(Records from a dataset)
########
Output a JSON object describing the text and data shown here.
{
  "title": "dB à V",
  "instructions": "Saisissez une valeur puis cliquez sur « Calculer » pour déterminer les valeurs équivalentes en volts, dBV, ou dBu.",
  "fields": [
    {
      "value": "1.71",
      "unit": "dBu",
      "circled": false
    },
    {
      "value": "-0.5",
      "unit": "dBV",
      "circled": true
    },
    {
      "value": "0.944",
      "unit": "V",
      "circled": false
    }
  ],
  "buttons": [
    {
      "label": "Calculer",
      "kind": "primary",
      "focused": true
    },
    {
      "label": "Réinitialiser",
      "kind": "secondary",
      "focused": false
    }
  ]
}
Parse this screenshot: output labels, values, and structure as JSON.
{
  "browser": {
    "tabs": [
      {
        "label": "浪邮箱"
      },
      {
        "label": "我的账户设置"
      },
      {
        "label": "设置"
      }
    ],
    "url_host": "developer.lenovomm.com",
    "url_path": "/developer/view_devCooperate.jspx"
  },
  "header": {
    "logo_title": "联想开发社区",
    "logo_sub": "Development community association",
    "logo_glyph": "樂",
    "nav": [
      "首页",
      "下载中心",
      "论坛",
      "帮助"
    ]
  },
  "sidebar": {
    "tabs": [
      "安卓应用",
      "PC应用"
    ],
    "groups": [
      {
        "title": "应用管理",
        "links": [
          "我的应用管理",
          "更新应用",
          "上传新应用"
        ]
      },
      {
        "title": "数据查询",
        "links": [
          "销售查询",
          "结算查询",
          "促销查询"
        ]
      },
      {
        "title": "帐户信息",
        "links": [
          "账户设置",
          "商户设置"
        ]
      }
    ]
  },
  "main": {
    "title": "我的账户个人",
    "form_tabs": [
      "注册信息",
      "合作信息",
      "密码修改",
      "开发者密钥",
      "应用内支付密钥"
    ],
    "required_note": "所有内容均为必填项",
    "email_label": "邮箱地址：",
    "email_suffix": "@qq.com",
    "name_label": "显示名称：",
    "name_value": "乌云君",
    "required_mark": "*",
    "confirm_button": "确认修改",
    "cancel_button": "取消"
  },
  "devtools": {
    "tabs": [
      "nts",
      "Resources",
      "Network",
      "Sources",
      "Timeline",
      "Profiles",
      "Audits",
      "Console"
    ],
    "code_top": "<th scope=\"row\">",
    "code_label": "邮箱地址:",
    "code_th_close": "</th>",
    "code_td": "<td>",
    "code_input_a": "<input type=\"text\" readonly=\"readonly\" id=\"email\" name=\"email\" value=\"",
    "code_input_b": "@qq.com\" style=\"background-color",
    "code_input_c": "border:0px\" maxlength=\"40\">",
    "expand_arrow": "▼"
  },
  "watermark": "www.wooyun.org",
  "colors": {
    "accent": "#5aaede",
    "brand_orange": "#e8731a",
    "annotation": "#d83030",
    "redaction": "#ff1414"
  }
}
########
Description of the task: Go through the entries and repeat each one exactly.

Output for this task:
Output a JSON object describing the text and data shown here.
{
  "title": "dB à V",
  "instructions": "Saisissez une valeur puis cliquez sur « Calculer » pour déterminer les valeurs équivalentes en volts, dBV, ou dBu.",
  "fields": [
    {
      "value": "1.71",
      "unit": "dBu",
      "circled": false
    },
    {
      "value": "-0.5",
      "unit": "dBV",
      "circled": true
    },
    {
      "value": "0.944",
      "unit": "V",
      "circled": false
    }
  ],
  "buttons": [
    {
      "label": "Calculer",
      "kind": "primary",
      "focused": true
    },
    {
      "label": "Réinitialiser",
      "kind": "secondary",
      "focused": false
    }
  ]
}
Parse this screenshot: output labels, values, and structure as JSON.
{
  "browser": {
    "tabs": [
      {
        "label": "浪邮箱"
      },
      {
        "label": "我的账户设置"
      },
      {
        "label": "设置"
      }
    ],
    "url_host": "developer.lenovomm.com",
    "url_path": "/developer/view_devCooperate.jspx"
  },
  "header": {
    "logo_title": "联想开发社区",
    "logo_sub": "Development community association",
    "logo_glyph": "樂",
    "nav": [
      "首页",
      "下载中心",
      "论坛",
      "帮助"
    ]
  },
  "sidebar": {
    "tabs": [
      "安卓应用",
      "PC应用"
    ],
    "groups": [
      {
        "title": "应用管理",
        "links": [
          "我的应用管理",
          "更新应用",
          "上传新应用"
        ]
      },
      {
        "title": "数据查询",
        "links": [
          "销售查询",
          "结算查询",
          "促销查询"
        ]
      },
      {
        "title": "帐户信息",
        "links": [
          "账户设置",
          "商户设置"
        ]
      }
    ]
  },
  "main": {
    "title": "我的账户个人",
    "form_tabs": [
      "注册信息",
      "合作信息",
      "密码修改",
      "开发者密钥",
      "应用内支付密钥"
    ],
    "required_note": "所有内容均为必填项",
    "email_label": "邮箱地址：",
    "email_suffix": "@qq.com",
    "name_label": "显示名称：",
    "name_value": "乌云君",
    "required_mark": "*",
    "confirm_button": "确认修改",
    "cancel_button": "取消"
  },
  "devtools": {
    "tabs": [
      "nts",
      "Resources",
      "Network",
      "Sources",
      "Timeline",
      "Profiles",
      "Audits",
      "Console"
    ],
    "code_top": "<th scope=\"row\">",
    "code_label": "邮箱地址:",
    "code_th_close": "</th>",
    "code_td": "<td>",
    "code_input_a": "<input type=\"text\" readonly=\"readonly\" id=\"email\" name=\"email\" value=\"",
    "code_input_b": "@qq.com\" style=\"background-color",
    "code_input_c": "border:0px\" maxlength=\"40\">",
    "expand_arrow": "▼"
  },
  "watermark": "www.wooyun.org",
  "colors": {
    "accent": "#5aaede",
    "brand_orange": "#e8731a",
    "annotation": "#d83030",
    "redaction": "#ff1414"
  }
}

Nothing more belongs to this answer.